That is why I have recently appointed Martin Narey, former chief executive of Barnardo's, as Ministerial Adviser on Adoption. He will visit individual local authorities to identify and share good practice, and challenge poorer practices, especially for those children who are often overlooked for adoption—older children, disabled children—or who can face significant delay, such as black children. I have published his full remit on the Department for Education website:
I set up last year a ministerial advisory group on adoption to help steer my wider programme of reform. In November I wrote to directors of children's services and lead members emphasising the importance of adoption and of reducing delays in the adoption process. I subsequently published revised statutory adoption guidance, and an Adoption Data Pack which highlights the variations between local authorities. I have also hosted a number of roundtable events with adoptive parents, adopted children, judges, directors of children's services and adoption panels to take their views about where change is needed.

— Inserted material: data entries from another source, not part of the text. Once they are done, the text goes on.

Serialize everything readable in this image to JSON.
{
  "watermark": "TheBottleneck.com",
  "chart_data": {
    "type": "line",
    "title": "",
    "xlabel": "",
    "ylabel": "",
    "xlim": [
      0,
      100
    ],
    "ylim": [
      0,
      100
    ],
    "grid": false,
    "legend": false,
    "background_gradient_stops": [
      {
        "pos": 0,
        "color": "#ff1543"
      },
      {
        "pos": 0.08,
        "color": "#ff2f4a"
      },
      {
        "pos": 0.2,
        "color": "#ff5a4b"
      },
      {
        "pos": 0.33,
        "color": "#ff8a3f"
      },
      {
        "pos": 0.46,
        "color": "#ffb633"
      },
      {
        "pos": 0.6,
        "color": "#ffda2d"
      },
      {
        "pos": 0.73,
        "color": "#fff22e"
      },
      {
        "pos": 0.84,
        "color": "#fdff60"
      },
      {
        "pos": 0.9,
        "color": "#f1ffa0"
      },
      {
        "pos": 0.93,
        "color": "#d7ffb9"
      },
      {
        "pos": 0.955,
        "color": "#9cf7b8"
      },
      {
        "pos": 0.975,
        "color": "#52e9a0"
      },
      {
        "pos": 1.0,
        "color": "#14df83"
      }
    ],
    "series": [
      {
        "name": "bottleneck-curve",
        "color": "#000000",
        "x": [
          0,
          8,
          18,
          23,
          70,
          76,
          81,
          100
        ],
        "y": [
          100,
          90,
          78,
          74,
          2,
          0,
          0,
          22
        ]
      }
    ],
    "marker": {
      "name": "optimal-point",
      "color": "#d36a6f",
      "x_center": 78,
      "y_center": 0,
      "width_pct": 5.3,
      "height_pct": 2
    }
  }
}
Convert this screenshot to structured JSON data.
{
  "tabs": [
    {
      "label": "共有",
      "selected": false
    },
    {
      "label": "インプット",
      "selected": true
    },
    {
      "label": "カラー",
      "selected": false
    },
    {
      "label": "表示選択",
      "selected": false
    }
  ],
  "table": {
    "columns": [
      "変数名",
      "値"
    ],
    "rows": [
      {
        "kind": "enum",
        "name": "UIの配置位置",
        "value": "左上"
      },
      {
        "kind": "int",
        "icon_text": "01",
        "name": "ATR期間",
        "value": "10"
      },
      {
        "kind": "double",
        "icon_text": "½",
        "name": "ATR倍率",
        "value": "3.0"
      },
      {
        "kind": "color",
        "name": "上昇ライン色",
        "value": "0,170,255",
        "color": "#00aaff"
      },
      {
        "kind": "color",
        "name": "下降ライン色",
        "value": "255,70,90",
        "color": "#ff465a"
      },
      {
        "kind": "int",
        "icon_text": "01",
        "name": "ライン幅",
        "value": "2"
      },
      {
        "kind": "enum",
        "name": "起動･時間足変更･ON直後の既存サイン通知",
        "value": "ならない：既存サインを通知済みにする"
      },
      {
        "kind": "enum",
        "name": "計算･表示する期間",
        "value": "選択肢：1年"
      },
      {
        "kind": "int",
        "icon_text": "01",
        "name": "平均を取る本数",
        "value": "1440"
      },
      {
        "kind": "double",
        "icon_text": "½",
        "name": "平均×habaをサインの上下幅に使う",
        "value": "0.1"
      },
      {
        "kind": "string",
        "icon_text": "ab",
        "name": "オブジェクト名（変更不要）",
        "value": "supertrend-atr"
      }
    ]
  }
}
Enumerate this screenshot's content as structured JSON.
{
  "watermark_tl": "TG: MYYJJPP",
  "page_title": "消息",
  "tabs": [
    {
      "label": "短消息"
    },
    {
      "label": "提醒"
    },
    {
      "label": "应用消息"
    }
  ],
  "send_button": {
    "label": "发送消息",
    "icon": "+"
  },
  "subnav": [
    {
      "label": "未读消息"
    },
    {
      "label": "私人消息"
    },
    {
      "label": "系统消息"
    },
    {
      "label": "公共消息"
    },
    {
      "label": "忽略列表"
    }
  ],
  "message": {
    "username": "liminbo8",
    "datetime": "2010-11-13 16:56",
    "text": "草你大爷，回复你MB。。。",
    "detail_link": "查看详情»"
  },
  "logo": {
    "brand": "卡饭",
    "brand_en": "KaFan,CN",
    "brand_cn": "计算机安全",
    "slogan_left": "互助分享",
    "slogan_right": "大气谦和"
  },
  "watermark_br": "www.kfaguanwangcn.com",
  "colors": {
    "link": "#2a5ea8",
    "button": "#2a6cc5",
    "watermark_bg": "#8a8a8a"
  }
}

The Department also provides grant funding to the British Association for Adoption and Fostering to promote adoption, including through National Adoption Week and National Exchange Days, and to the Coram Foundation and Barnardo's to support local authorities in improving their adoption outcomes. I have also approved funding to extend the Multi-dimensional Treatment Foster Care programme (an evidence-based intervention programme for children in care) to adopted children and families.
All of this is within the wider context of the work the Government are undertaking to improve outcomes for vulnerable children and families. This includes action following the Munro Review of Child Protection and the work of the Family Justice Review.